━━━━━ Records for this task ━━━━━
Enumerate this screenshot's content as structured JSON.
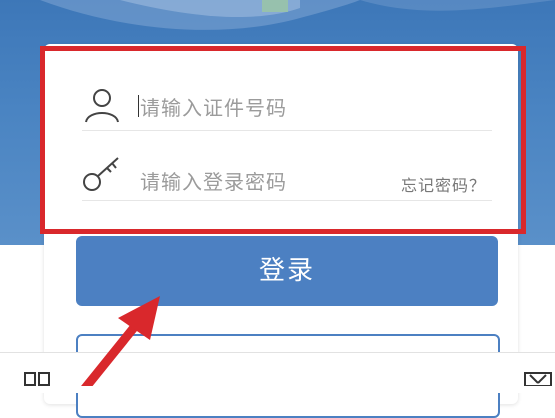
{
  "login_form": {
    "id_placeholder": "请输入证件号码",
    "password_placeholder": "请输入登录密码",
    "forgot_password": "忘记密码？",
    "login_button": "登录"
  },
  "icons": {
    "user": "user-icon",
    "key": "key-icon",
    "grid": "grid-icon",
    "close": "close-box-icon"
  },
  "colors": {
    "banner": "#4a84c2",
    "primary": "#4c80c2",
    "highlight": "#d9282c"
  }
}
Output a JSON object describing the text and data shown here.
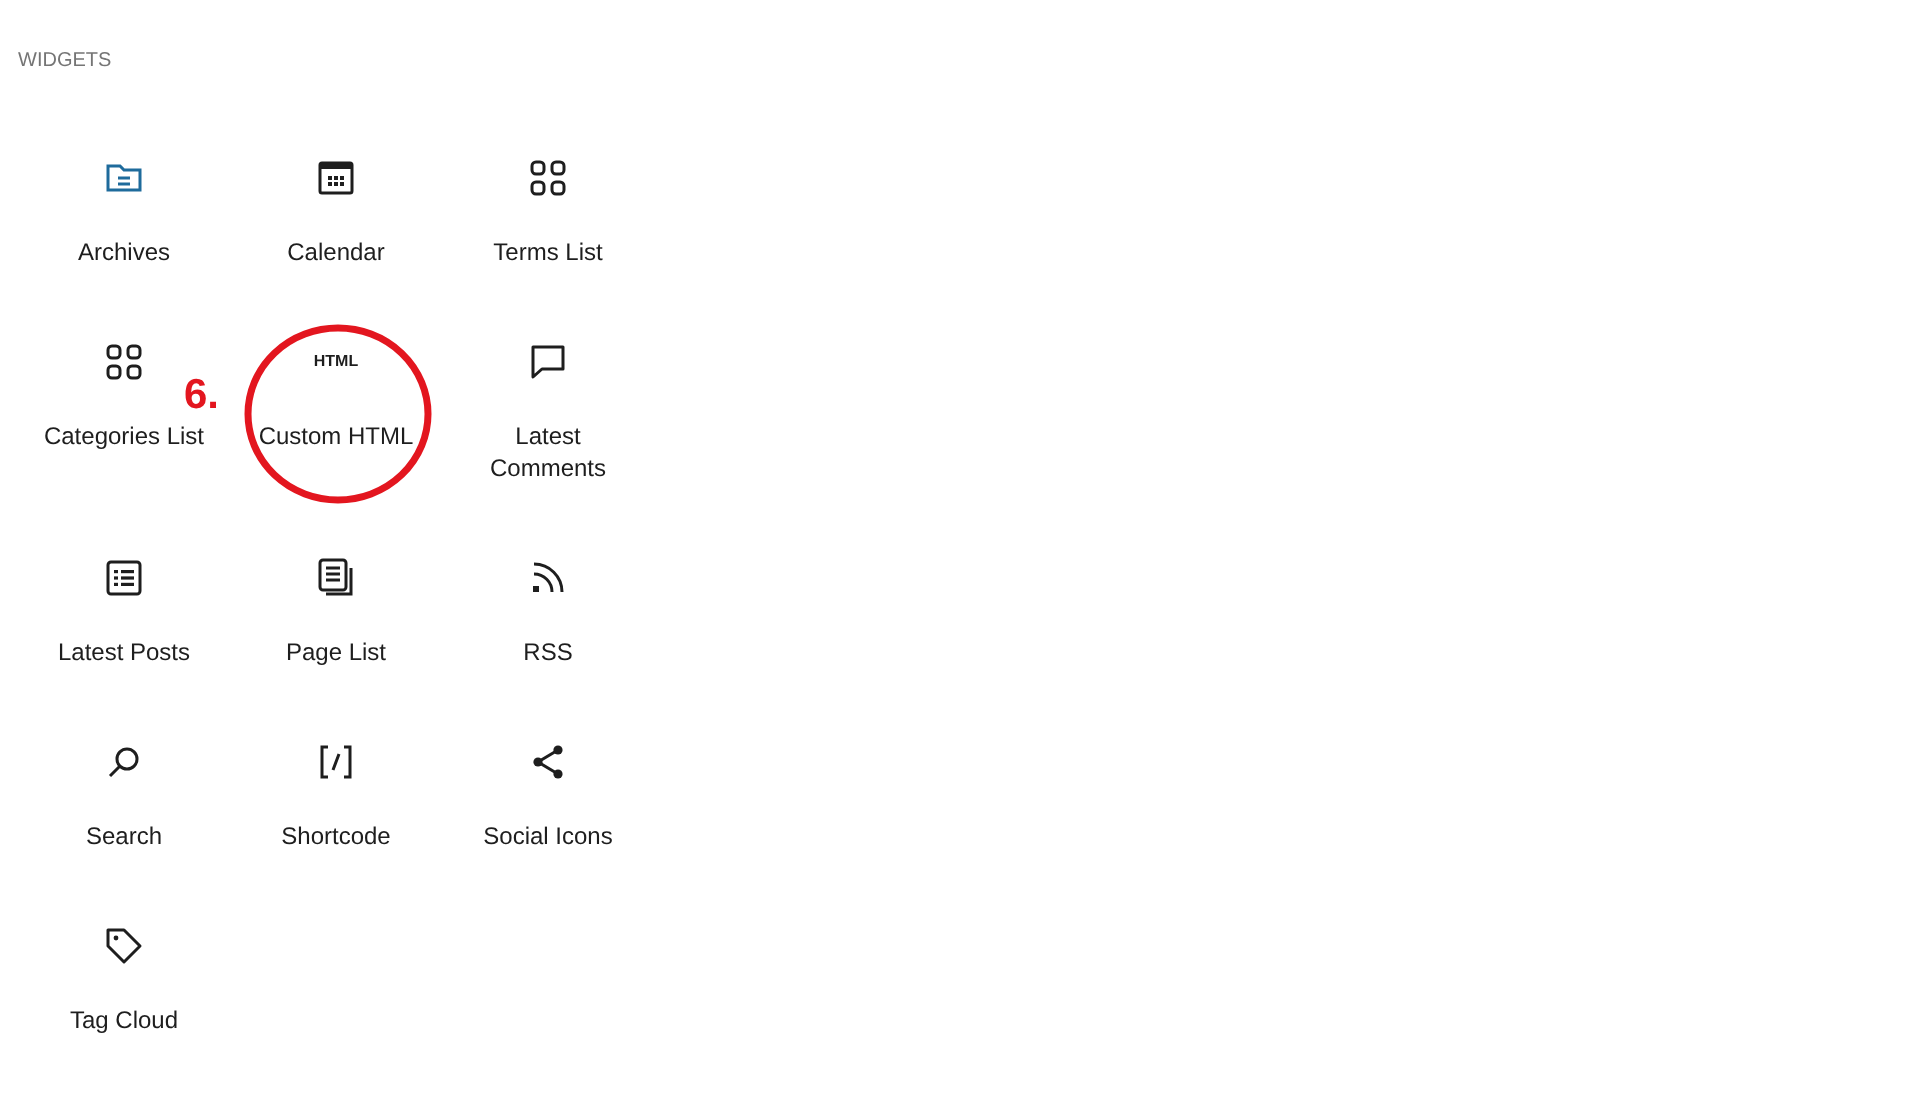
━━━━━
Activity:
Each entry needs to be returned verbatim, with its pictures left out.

Response for this exercise:
Enumerate this screenshot's content as structured JSON.
{
  "login_form": {
    "id_placeholder": "请输入证件号码",
    "password_placeholder": "请输入登录密码",
    "forgot_password": "忘记密码？",
    "login_button": "登录"
  },
  "icons": {
    "user": "user-icon",
    "key": "key-icon",
    "grid": "grid-icon",
    "close": "close-box-icon"
  },
  "colors": {
    "banner": "#4a84c2",
    "primary": "#4c80c2",
    "highlight": "#d9282c"
  }
}
Output a JSON object describing the text and data shown here.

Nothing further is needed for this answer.